╭──

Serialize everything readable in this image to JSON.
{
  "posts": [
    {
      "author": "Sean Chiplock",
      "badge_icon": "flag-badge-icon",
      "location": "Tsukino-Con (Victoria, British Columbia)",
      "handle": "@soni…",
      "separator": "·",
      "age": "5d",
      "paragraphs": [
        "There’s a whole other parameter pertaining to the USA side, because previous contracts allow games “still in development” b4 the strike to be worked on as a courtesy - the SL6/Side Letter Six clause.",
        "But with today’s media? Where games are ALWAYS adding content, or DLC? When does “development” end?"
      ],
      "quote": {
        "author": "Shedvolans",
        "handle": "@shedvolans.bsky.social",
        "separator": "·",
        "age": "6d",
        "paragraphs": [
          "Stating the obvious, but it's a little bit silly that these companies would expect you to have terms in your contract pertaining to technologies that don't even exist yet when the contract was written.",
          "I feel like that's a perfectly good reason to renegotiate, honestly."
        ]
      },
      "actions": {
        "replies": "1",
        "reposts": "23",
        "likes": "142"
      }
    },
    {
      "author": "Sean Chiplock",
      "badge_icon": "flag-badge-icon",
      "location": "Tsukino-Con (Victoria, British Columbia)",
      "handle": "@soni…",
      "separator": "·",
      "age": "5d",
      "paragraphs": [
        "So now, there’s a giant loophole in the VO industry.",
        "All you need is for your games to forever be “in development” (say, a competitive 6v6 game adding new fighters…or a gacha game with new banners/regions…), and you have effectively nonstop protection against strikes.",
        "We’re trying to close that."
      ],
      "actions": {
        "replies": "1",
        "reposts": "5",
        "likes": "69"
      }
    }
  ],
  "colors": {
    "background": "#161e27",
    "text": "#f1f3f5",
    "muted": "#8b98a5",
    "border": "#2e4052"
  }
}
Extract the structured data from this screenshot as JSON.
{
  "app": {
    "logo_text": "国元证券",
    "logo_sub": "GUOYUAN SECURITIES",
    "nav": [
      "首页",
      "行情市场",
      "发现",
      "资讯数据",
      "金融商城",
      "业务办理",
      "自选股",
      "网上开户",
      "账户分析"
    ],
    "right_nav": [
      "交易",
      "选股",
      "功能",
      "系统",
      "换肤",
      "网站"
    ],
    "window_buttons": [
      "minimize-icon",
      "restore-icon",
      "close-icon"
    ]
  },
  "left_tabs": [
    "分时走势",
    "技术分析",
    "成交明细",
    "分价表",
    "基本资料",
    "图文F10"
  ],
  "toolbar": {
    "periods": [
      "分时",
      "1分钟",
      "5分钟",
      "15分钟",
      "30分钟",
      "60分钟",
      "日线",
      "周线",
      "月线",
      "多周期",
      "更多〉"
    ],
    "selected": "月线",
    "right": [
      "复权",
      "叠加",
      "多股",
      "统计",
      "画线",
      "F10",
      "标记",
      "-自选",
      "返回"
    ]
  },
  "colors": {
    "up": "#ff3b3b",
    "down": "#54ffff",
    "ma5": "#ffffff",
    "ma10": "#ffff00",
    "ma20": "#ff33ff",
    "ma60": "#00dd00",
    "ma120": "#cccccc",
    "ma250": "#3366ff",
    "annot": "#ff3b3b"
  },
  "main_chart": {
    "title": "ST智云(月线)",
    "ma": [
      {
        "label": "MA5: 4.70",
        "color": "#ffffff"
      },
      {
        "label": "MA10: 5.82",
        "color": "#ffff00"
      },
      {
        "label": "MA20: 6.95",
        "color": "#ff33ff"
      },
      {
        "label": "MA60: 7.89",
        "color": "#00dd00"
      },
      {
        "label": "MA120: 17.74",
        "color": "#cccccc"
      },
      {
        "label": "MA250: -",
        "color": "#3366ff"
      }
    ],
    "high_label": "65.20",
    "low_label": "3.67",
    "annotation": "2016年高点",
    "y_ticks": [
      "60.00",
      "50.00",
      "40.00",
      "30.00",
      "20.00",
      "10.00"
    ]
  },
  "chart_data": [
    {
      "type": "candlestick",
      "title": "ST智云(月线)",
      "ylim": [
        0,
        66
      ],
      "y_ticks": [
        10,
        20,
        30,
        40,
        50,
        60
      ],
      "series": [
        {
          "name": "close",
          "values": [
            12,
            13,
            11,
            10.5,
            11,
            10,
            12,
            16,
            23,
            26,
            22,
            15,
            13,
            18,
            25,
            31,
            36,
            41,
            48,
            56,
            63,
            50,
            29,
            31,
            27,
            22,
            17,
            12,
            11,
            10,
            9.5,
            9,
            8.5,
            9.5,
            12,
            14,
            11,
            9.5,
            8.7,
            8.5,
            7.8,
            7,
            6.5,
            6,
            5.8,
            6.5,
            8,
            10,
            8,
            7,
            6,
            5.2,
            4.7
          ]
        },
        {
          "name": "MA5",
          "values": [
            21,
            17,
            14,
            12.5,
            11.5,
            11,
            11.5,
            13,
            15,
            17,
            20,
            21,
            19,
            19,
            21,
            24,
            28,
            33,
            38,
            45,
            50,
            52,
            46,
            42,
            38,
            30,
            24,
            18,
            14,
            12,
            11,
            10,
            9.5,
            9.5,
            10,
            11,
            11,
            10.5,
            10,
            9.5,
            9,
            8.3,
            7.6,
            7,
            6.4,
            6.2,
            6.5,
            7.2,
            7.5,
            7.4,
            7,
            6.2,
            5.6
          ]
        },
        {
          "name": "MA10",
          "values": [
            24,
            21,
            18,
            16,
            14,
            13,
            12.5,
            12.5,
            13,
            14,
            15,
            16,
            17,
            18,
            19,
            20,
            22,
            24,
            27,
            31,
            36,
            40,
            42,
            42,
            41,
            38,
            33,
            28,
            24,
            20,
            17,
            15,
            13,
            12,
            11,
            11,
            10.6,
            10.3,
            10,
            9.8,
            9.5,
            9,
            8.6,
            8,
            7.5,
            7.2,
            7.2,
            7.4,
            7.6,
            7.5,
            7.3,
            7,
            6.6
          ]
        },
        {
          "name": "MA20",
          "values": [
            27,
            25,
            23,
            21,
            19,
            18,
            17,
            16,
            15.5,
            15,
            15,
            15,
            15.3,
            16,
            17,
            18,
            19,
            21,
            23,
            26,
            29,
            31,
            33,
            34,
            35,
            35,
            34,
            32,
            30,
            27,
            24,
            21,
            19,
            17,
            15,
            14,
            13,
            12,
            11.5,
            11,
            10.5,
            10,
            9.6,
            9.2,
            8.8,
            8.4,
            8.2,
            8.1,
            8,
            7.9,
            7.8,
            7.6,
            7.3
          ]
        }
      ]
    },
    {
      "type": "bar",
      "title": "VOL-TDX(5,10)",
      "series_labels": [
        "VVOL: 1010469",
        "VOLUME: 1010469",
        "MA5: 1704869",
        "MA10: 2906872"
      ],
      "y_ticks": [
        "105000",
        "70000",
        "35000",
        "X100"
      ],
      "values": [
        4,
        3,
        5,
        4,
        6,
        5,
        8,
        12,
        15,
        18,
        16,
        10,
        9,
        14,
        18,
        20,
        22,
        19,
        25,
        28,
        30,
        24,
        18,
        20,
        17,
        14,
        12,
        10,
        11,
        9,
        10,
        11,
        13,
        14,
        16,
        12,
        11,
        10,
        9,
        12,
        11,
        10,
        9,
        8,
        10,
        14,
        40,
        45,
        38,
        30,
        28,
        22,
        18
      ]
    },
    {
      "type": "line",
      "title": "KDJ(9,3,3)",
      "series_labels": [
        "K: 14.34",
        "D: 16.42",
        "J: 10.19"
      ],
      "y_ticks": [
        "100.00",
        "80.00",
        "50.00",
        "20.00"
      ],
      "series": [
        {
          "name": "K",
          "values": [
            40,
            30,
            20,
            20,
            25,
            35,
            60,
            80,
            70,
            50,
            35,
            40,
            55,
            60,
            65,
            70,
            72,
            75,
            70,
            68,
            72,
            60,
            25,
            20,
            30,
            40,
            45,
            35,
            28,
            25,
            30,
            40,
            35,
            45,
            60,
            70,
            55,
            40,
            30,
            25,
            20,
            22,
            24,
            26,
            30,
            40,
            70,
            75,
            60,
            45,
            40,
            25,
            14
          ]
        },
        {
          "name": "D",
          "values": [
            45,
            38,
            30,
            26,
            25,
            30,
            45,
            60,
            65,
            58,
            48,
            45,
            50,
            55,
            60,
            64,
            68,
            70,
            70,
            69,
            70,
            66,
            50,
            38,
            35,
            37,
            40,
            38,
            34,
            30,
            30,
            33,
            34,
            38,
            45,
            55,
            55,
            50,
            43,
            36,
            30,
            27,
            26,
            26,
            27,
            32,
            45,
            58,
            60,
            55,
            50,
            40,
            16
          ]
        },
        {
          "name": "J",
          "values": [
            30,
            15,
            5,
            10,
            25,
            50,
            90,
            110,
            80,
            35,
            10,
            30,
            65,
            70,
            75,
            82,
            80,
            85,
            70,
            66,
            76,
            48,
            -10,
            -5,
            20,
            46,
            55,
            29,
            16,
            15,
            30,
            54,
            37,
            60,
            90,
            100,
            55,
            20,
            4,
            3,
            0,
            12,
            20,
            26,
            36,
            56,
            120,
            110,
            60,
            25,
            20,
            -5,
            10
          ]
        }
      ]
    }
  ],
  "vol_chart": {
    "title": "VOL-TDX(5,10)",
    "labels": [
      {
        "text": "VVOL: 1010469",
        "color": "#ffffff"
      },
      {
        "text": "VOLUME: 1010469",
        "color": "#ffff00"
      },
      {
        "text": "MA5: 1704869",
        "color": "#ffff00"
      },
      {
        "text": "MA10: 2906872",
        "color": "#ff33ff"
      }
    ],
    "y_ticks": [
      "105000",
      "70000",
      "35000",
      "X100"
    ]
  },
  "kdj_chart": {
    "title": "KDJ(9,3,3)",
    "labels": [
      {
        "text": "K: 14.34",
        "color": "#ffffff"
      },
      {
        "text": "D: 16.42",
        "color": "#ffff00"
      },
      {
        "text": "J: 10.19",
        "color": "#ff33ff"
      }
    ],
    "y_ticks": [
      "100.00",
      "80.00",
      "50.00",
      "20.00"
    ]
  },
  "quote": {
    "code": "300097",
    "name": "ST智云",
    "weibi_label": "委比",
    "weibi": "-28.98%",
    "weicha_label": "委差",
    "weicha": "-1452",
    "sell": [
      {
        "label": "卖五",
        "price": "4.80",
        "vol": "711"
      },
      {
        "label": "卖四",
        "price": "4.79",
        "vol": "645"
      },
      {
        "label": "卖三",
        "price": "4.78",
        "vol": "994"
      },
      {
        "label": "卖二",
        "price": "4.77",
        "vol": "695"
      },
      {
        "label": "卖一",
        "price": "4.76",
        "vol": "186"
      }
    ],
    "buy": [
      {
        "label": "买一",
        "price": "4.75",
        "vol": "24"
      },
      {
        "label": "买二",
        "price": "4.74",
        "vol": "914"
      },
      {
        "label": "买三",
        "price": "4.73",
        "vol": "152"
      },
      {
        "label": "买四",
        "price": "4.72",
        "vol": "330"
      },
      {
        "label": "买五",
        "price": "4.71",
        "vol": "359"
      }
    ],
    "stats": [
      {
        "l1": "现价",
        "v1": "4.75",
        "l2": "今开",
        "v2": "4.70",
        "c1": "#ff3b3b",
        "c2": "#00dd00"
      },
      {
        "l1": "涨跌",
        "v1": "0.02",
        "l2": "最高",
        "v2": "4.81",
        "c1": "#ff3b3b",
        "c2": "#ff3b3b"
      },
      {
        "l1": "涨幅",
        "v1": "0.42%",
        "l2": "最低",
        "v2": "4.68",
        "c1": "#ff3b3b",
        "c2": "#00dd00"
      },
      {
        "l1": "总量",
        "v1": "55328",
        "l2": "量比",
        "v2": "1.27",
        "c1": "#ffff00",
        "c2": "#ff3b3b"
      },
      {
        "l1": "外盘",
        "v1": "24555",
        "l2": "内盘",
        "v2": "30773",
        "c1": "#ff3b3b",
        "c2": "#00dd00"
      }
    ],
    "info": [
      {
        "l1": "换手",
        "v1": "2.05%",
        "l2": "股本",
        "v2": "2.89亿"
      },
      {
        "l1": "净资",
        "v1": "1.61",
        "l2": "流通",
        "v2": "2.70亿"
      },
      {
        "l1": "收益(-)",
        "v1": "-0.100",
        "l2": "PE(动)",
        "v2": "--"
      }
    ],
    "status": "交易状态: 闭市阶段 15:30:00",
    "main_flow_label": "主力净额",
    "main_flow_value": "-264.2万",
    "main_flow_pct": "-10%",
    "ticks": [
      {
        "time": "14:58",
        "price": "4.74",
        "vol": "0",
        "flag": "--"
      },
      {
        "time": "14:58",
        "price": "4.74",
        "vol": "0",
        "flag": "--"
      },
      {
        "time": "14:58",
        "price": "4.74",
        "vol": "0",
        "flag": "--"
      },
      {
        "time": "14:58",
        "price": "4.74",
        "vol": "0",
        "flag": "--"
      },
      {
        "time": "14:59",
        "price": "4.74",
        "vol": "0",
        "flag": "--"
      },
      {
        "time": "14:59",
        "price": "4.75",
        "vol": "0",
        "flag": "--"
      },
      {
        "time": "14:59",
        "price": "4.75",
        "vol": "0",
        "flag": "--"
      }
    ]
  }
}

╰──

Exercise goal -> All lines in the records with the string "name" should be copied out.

Solution for this task ->
          "name": "close",
          "name": "MA5",
          "name": "MA10",
          "name": "MA20",
          "name": "K",
          "name": "D",
          "name": "J",
    "name": "ST智云",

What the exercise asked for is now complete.